By this stage it was getting harder and harder to tell just how many Yellow-browed Warblers had arrived in Holkham Pines overnight. Were these latest two different again, or had two of the birds we had seen earlier moved along the pines? With no sign of the birds by Meals House or Washington Hide, perhaps the latter. We lost sight of the birds in the sycamore and a couple of seconds later we heard a Yellow-browed Warbler calling from the trees on the other side of the path. It was just amazing to see so many of these delightful little sprites today, flitting around in the sunshine.
We were tipped off that the Great White Egret had moved to the pool by Joe Jordan Hide, so we popped in there next. It was rather more distant than we had seen the business end of it this morning, but we could see the rest of it now!
The arrival of large numbers of Pink-footed Geese has been a real feature of the last couple of days.
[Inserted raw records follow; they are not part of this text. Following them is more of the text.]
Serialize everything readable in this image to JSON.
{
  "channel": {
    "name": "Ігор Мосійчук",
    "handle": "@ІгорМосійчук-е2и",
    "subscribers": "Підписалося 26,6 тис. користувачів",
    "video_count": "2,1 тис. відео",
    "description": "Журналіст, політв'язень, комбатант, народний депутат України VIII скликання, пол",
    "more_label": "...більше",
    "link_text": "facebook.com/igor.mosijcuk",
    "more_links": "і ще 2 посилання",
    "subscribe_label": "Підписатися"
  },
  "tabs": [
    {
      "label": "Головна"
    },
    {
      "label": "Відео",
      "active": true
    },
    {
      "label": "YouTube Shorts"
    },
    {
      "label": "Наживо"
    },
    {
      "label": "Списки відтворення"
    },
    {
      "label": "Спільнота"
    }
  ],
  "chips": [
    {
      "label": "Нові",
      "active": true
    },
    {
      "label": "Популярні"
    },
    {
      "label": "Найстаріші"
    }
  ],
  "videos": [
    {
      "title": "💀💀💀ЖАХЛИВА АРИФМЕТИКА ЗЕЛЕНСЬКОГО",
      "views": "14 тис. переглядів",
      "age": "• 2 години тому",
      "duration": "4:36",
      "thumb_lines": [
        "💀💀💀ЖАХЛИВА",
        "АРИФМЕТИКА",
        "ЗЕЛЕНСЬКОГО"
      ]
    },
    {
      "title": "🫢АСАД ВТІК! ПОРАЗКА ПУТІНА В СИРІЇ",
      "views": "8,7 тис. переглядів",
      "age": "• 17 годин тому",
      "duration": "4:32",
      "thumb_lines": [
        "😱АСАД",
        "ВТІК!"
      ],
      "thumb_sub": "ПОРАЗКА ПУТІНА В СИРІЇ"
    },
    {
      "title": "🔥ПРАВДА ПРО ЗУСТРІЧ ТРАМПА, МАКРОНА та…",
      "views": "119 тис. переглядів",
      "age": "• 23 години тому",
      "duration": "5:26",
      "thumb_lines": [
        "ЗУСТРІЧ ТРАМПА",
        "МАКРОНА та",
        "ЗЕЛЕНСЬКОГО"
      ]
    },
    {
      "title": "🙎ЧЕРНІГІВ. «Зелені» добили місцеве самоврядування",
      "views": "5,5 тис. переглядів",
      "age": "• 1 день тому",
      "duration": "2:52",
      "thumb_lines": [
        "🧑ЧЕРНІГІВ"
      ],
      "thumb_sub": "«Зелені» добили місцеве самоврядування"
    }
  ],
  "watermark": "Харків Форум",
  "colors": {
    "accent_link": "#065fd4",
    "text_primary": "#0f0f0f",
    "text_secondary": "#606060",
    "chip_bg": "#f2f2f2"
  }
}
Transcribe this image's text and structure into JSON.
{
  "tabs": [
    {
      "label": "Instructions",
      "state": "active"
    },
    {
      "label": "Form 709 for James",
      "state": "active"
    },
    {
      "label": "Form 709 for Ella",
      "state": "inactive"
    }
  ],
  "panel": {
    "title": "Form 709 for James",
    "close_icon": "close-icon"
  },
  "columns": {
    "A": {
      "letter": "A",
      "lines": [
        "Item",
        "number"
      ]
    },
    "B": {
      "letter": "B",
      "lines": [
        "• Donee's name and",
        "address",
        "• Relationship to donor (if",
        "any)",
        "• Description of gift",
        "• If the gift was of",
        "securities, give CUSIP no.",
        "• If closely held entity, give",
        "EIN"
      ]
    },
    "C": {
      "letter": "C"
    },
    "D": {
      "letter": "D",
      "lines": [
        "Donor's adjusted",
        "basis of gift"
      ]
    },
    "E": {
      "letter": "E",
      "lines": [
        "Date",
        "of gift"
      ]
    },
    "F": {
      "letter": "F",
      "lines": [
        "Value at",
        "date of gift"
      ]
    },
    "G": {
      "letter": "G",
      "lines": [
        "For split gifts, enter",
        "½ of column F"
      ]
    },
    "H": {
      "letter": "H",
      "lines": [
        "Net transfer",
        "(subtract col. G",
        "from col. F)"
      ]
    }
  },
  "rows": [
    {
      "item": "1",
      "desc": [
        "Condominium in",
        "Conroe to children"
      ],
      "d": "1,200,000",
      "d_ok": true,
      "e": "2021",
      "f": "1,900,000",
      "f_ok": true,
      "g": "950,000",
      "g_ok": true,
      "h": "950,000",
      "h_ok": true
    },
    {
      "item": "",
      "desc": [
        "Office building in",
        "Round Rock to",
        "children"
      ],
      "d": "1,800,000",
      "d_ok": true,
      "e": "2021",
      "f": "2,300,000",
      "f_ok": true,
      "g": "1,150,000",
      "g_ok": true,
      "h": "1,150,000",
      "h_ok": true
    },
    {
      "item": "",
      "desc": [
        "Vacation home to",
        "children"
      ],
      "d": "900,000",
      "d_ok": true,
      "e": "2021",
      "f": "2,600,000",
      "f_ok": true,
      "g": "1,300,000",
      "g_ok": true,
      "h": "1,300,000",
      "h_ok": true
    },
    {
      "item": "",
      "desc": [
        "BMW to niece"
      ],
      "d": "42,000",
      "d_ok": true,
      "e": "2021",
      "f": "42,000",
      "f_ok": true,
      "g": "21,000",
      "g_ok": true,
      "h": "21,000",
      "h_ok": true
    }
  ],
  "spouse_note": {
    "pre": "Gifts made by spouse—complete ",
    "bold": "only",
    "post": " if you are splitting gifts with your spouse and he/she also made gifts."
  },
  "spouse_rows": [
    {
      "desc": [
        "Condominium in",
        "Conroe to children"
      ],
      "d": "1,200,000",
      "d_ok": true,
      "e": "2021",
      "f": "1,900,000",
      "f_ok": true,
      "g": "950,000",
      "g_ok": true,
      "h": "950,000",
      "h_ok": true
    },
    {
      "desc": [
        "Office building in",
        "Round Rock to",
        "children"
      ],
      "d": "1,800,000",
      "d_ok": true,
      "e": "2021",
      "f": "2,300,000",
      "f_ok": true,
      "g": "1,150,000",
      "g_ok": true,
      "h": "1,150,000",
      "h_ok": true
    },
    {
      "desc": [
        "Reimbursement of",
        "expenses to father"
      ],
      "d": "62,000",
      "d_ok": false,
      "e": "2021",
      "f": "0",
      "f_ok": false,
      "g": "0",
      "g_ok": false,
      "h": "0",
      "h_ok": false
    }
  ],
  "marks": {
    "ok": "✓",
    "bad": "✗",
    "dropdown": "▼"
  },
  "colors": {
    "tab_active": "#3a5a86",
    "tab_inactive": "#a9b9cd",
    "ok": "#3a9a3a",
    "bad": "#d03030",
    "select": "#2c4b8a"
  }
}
There was already a large number on the grazing marshes from Washington Hide as we walked out this morning. They were very noisy and rather jumpy, constantly being spook and flying between the meadows. From the Joe Jordan Hide we were scanning the sky for raptors when we spotted another huge skein of Pink-footed Geese about 1,000 strong flying in over the fields beyond. They made their way steadily in and turned into the wind to drop down towards the grazing marshes, whiffling as they did so to lose height. Presumably fresh in from the north, perhaps straight from Iceland.
We made our way back to the car from there and, after a pit stop in Wells, headed along the coast to Warham Greens. We stopped at the middle track today and ate our lunch, before wandering down to the end. There were a few tits and Goldcrests in the hedges. We could see a couple of people in the field by the pit, so we turned the other way towards the whirligig.
The wind had picked up a little and it was a bit more exposed out on the front. There were very few birds around in the hedges and bushes today. Out on the saltmarsh, we could see lots of Golden Plover and Curlew, but no sign of the hoped-for Whimbrel today. A single Bar-tailed Godwit circled round with the Golden Plover when they took to the air. We could hear Greenshank calling, and eventually found one roosting on the edge of one of the small pools, its white head and underparts really shining in the sun. A very smart male Marsh Harrier flew in from the saltmarsh and over the hedge in front of us.
Heading back the other way, the pit was very quiet – most of the sylvia warblers seem to have cleared out in the recent fine weather. We had been told of a Pied Flycatcher at Garden Drove so we continued our way west. When we got there we found it had been showing very well but had just completely disappeared. Another flock of tits and Goldcrests was making its way down along the hedge by the track, but the flycatcher was not to be found with them.
We stood in the sun and most of the group decided it was a good opportunity to sit down on the grass and enjoy the warmth. While they did, we walked quietly back down the track to the wood at the end. By now, the tits were in the trees here and as we stood and watched the Long-tailed Tits flycatching in the sycamores, a Yellow-browed Warbler appeared in the tops briefly. Perhaps the bird we had missed yesterday or perhaps a new arrival, given the number which it appears had come in overnight.
When we got back to the rest of the group, there was still no sign of the Pied Flycatcher at first. One of them had walked further up and whistled us over as it finally showed itself again. We watched it preening in the sunshine and flycatching along the edge of the field. It was a lovely way to end a very successful tour.